Own, or rent? If you live in a big city, odds are you do the latter. In the last decade, we’ve seen the largest gain in housing history as nine million households have become renters, with 60% of residents in cities like New York and San Francisco choosing to rent instead of buy.  

But with more rentals comes more multi-home property management, and with demand comes innovation. Artificial intelligence is one technology that appears on track to disrupt property management, and the outlook seems positive both for industry insiders and tenants.

The real estate industry is an old one ripe for reinvention, and a variety of new startups are providing the software to do just that. Artificial intelligence, in theory, could streamline communication between tenants and property managers, using smart software for rent payment, issue reporting, lease negotiations and more.

Zenplace is a prime example of this theory in action. The company, according to Forbes, “features an AI-powered service that works using chatbots and through devices like Amazon Alexa and Google Home, which makes it effortless and convenient for tenants to pay rent easily, extend their lease and report issues with the property 24/7.”

Though only a human plumber can fix a leaky pipe, reporting the issue to AI when management office is closed could save everyone time, trouble, and even money. Since Zenplace is marketed toward owners who live away from the properties they manage, this convenience makes perfect sense.

Zenplace uses machine learning technology to let property managers find new tenants, locate cost-efficient vendors, and proactively recommend maintenance and management tasks. As Engadget details: “Using machine learning, Zenplace gives a heads-up to the owner that 47% of tenants typically will have an issue with the garbage disposal, and including a $5 wrench could avoid the otherwise inevitable $100 service call. Not only does that mean ease and simplicity for owners, it also means higher returns for owners and better maintenance of the property.”

The deal appears to be just as sweet for tenants, who, aside from paying rent and reporting problems, can manage bills (including TV and the Internet), manage security, and solve other property-related issues. The software is simple to use on both ends through a sleek app with a modern and intuitive design.

For renters that have historically had to deal with distant, over-worked landlords, adding some AI into the equation could be just the ticket to blissful living in big cities and beyond.
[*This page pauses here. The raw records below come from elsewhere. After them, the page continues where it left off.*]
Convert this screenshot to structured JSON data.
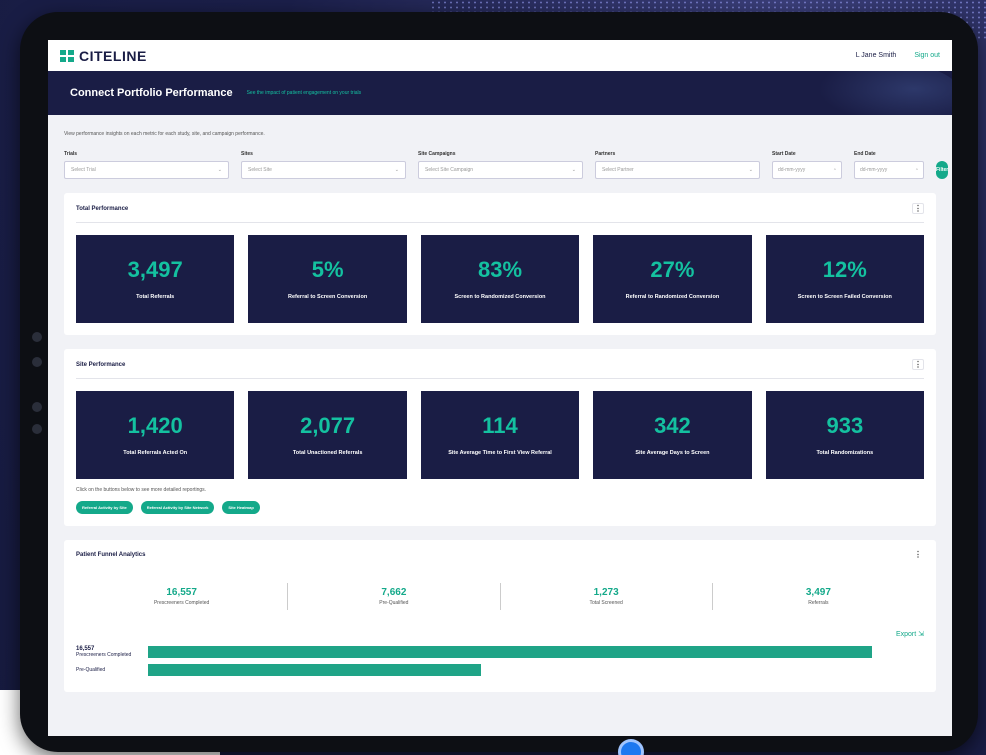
{
  "app": {
    "logo": "CITELINE",
    "user_name": "L Jane Smith",
    "sign_out": "Sign out"
  },
  "banner": {
    "title": "Connect Portfolio Performance",
    "subtitle": "See the impact of patient engagement on your trials"
  },
  "intro": "View performance insights on each metric for each study, site, and campaign performance.",
  "filters": {
    "trials": {
      "label": "Trials",
      "placeholder": "Select Trial"
    },
    "sites": {
      "label": "Sites",
      "placeholder": "Select Site"
    },
    "campaigns": {
      "label": "Site Campaigns",
      "placeholder": "Select Site Campaign"
    },
    "partners": {
      "label": "Partners",
      "placeholder": "Select Partner"
    },
    "start": {
      "label": "Start Date",
      "placeholder": "dd-mm-yyyy"
    },
    "end": {
      "label": "End Date",
      "placeholder": "dd-mm-yyyy"
    },
    "button": "Filter"
  },
  "total_performance": {
    "title": "Total Performance",
    "cards": [
      {
        "value": "3,497",
        "label": "Total Referrals"
      },
      {
        "value": "5%",
        "label": "Referral to Screen Conversion"
      },
      {
        "value": "83%",
        "label": "Screen to Randomized Conversion"
      },
      {
        "value": "27%",
        "label": "Referral to Randomized Conversion"
      },
      {
        "value": "12%",
        "label": "Screen to Screen Failed Conversion"
      }
    ]
  },
  "site_performance": {
    "title": "Site Performance",
    "cards": [
      {
        "value": "1,420",
        "label": "Total Referrals Acted On"
      },
      {
        "value": "2,077",
        "label": "Total Unactioned Referrals"
      },
      {
        "value": "114",
        "label": "Site Average Time to First View Referral"
      },
      {
        "value": "342",
        "label": "Site Average Days to Screen"
      },
      {
        "value": "933",
        "label": "Total Randomizations"
      }
    ],
    "note": "Click on the buttons below to see more detailed reportings.",
    "pills": [
      "Referral Activity by Site",
      "Referral Activity by Site Network",
      "Site Heatmap"
    ]
  },
  "funnel": {
    "title": "Patient Funnel Analytics",
    "stats": [
      {
        "value": "16,557",
        "label": "Prescreeners Completed"
      },
      {
        "value": "7,662",
        "label": "Pre-Qualified"
      },
      {
        "value": "1,273",
        "label": "Total Screened"
      },
      {
        "value": "3,497",
        "label": "Referrals"
      }
    ],
    "export": "Export",
    "bars": [
      {
        "value": "16,557",
        "label": "Prescreeners Completed",
        "pct": 100
      },
      {
        "value": "",
        "label": "Pre-Qualified",
        "pct": 46
      }
    ]
  },
  "colors": {
    "navy": "#1a1d45",
    "teal": "#14a98a",
    "accent": "#14c1a0"
  }
}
And as tech-driven startups continue to change the game, competition in this department could be afoot sooner rather than later.